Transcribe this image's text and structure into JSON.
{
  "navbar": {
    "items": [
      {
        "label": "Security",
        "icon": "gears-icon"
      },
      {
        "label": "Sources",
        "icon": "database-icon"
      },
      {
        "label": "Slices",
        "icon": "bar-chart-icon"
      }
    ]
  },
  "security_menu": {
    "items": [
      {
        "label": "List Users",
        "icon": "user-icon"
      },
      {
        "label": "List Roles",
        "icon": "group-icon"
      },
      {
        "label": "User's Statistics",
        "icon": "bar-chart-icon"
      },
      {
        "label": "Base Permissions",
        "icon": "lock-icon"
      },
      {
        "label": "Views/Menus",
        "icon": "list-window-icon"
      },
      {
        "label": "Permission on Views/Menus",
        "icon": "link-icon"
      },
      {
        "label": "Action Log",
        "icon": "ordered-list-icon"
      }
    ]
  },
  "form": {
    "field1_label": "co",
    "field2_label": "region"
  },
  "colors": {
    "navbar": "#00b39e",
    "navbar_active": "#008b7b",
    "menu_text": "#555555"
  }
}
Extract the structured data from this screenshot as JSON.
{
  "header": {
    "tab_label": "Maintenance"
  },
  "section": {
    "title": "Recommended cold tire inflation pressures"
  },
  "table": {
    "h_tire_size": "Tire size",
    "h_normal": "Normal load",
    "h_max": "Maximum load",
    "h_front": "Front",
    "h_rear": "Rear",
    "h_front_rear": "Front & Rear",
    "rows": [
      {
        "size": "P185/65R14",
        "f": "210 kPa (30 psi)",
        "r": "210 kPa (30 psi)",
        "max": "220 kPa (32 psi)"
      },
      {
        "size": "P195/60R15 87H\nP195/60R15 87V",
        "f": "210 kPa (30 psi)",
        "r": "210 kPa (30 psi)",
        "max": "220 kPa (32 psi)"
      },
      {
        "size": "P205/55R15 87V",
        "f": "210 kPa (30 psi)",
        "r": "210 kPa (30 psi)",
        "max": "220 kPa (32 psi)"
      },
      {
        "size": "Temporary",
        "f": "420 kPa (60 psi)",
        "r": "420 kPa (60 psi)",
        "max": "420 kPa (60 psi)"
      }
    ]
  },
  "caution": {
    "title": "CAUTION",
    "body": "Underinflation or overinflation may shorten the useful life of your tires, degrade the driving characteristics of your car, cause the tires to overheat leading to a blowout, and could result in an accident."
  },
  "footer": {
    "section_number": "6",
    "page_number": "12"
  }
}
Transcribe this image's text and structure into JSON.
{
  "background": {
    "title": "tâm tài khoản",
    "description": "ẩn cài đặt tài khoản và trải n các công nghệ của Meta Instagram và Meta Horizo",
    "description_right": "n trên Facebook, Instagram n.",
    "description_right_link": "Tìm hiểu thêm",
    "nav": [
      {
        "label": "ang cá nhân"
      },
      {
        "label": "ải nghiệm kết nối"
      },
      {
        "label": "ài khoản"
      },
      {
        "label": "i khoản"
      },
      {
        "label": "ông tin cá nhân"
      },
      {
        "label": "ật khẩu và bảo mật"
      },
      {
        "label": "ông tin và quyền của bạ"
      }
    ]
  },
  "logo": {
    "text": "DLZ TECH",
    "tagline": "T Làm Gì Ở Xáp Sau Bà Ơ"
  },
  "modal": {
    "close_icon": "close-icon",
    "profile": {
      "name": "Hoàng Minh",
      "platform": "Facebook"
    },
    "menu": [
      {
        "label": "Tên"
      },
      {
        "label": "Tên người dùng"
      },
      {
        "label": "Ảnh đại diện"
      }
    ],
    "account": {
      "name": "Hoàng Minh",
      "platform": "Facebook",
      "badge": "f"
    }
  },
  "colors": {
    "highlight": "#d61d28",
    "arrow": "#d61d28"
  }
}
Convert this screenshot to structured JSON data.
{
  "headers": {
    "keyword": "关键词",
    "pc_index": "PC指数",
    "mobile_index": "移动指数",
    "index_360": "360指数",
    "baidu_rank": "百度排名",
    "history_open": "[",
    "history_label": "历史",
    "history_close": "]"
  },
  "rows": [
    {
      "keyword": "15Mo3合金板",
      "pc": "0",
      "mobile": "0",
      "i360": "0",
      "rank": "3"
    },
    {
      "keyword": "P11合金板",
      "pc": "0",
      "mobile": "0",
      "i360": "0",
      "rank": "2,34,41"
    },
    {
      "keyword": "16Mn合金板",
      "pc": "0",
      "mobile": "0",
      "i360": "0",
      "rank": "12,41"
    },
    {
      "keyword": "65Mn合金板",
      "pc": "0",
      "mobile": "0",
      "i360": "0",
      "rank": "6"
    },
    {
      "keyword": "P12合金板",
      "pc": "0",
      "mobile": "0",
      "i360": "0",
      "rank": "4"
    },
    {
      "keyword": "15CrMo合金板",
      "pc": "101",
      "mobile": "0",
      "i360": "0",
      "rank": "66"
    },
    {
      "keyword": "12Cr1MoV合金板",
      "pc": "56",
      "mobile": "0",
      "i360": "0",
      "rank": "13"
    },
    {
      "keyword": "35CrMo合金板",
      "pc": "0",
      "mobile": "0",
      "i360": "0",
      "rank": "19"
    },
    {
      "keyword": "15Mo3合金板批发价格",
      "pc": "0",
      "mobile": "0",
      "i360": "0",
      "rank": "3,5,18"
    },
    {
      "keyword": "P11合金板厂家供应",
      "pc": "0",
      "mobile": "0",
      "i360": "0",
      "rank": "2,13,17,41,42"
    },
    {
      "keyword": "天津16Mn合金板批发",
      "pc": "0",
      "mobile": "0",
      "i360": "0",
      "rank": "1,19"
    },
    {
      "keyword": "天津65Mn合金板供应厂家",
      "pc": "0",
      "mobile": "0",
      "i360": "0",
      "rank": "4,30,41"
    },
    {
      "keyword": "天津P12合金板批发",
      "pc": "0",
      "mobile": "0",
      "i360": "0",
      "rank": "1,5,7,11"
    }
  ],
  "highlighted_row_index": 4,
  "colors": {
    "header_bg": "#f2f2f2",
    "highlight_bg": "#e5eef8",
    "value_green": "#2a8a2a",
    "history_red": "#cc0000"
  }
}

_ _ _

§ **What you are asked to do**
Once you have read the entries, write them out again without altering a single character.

§ **Response to the task**
Transcribe this image's text and structure into JSON.
{
  "navbar": {
    "items": [
      {
        "label": "Security",
        "icon": "gears-icon"
      },
      {
        "label": "Sources",
        "icon": "database-icon"
      },
      {
        "label": "Slices",
        "icon": "bar-chart-icon"
      }
    ]
  },
  "security_menu": {
    "items": [
      {
        "label": "List Users",
        "icon": "user-icon"
      },
      {
        "label": "List Roles",
        "icon": "group-icon"
      },
      {
        "label": "User's Statistics",
        "icon": "bar-chart-icon"
      },
      {
        "label": "Base Permissions",
        "icon": "lock-icon"
      },
      {
        "label": "Views/Menus",
        "icon": "list-window-icon"
      },
      {
        "label": "Permission on Views/Menus",
        "icon": "link-icon"
      },
      {
        "label": "Action Log",
        "icon": "ordered-list-icon"
      }
    ]
  },
  "form": {
    "field1_label": "co",
    "field2_label": "region"
  },
  "colors": {
    "navbar": "#00b39e",
    "navbar_active": "#008b7b",
    "menu_text": "#555555"
  }
}
Extract the structured data from this screenshot as JSON.
{
  "header": {
    "tab_label": "Maintenance"
  },
  "section": {
    "title": "Recommended cold tire inflation pressures"
  },
  "table": {
    "h_tire_size": "Tire size",
    "h_normal": "Normal load",
    "h_max": "Maximum load",
    "h_front": "Front",
    "h_rear": "Rear",
    "h_front_rear": "Front & Rear",
    "rows": [
      {
        "size": "P185/65R14",
        "f": "210 kPa (30 psi)",
        "r": "210 kPa (30 psi)",
        "max": "220 kPa (32 psi)"
      },
      {
        "size": "P195/60R15 87H\nP195/60R15 87V",
        "f": "210 kPa (30 psi)",
        "r": "210 kPa (30 psi)",
        "max": "220 kPa (32 psi)"
      },
      {
        "size": "P205/55R15 87V",
        "f": "210 kPa (30 psi)",
        "r": "210 kPa (30 psi)",
        "max": "220 kPa (32 psi)"
      },
      {
        "size": "Temporary",
        "f": "420 kPa (60 psi)",
        "r": "420 kPa (60 psi)",
        "max": "420 kPa (60 psi)"
      }
    ]
  },
  "caution": {
    "title": "CAUTION",
    "body": "Underinflation or overinflation may shorten the useful life of your tires, degrade the driving characteristics of your car, cause the tires to overheat leading to a blowout, and could result in an accident."
  },
  "footer": {
    "section_number": "6",
    "page_number": "12"
  }
}
Transcribe this image's text and structure into JSON.
{
  "background": {
    "title": "tâm tài khoản",
    "description": "ẩn cài đặt tài khoản và trải n các công nghệ của Meta Instagram và Meta Horizo",
    "description_right": "n trên Facebook, Instagram n.",
    "description_right_link": "Tìm hiểu thêm",
    "nav": [
      {
        "label": "ang cá nhân"
      },
      {
        "label": "ải nghiệm kết nối"
      },
      {
        "label": "ài khoản"
      },
      {
        "label": "i khoản"
      },
      {
        "label": "ông tin cá nhân"
      },
      {
        "label": "ật khẩu và bảo mật"
      },
      {
        "label": "ông tin và quyền của bạ"
      }
    ]
  },
  "logo": {
    "text": "DLZ TECH",
    "tagline": "T Làm Gì Ở Xáp Sau Bà Ơ"
  },
  "modal": {
    "close_icon": "close-icon",
    "profile": {
      "name": "Hoàng Minh",
      "platform": "Facebook"
    },
    "menu": [
      {
        "label": "Tên"
      },
      {
        "label": "Tên người dùng"
      },
      {
        "label": "Ảnh đại diện"
      }
    ],
    "account": {
      "name": "Hoàng Minh",
      "platform": "Facebook",
      "badge": "f"
    }
  },
  "colors": {
    "highlight": "#d61d28",
    "arrow": "#d61d28"
  }
}
Convert this screenshot to structured JSON data.
{
  "headers": {
    "keyword": "关键词",
    "pc_index": "PC指数",
    "mobile_index": "移动指数",
    "index_360": "360指数",
    "baidu_rank": "百度排名",
    "history_open": "[",
    "history_label": "历史",
    "history_close": "]"
  },
  "rows": [
    {
      "keyword": "15Mo3合金板",
      "pc": "0",
      "mobile": "0",
      "i360": "0",
      "rank": "3"
    },
    {
      "keyword": "P11合金板",
      "pc": "0",
      "mobile": "0",
      "i360": "0",
      "rank": "2,34,41"
    },
    {
      "keyword": "16Mn合金板",
      "pc": "0",
      "mobile": "0",
      "i360": "0",
      "rank": "12,41"
    },
    {
      "keyword": "65Mn合金板",
      "pc": "0",
      "mobile": "0",
      "i360": "0",
      "rank": "6"
    },
    {
      "keyword": "P12合金板",
      "pc": "0",
      "mobile": "0",
      "i360": "0",
      "rank": "4"
    },
    {
      "keyword": "15CrMo合金板",
      "pc": "101",
      "mobile": "0",
      "i360": "0",
      "rank": "66"
    },
    {
      "keyword": "12Cr1MoV合金板",
      "pc": "56",
      "mobile": "0",
      "i360": "0",
      "rank": "13"
    },
    {
      "keyword": "35CrMo合金板",
      "pc": "0",
      "mobile": "0",
      "i360": "0",
      "rank": "19"
    },
    {
      "keyword": "15Mo3合金板批发价格",
      "pc": "0",
      "mobile": "0",
      "i360": "0",
      "rank": "3,5,18"
    },
    {
      "keyword": "P11合金板厂家供应",
      "pc": "0",
      "mobile": "0",
      "i360": "0",
      "rank": "2,13,17,41,42"
    },
    {
      "keyword": "天津16Mn合金板批发",
      "pc": "0",
      "mobile": "0",
      "i360": "0",
      "rank": "1,19"
    },
    {
      "keyword": "天津65Mn合金板供应厂家",
      "pc": "0",
      "mobile": "0",
      "i360": "0",
      "rank": "4,30,41"
    },
    {
      "keyword": "天津P12合金板批发",
      "pc": "0",
      "mobile": "0",
      "i360": "0",
      "rank": "1,5,7,11"
    }
  ],
  "highlighted_row_index": 4,
  "colors": {
    "header_bg": "#f2f2f2",
    "highlight_bg": "#e5eef8",
    "value_green": "#2a8a2a",
    "history_red": "#cc0000"
  }
}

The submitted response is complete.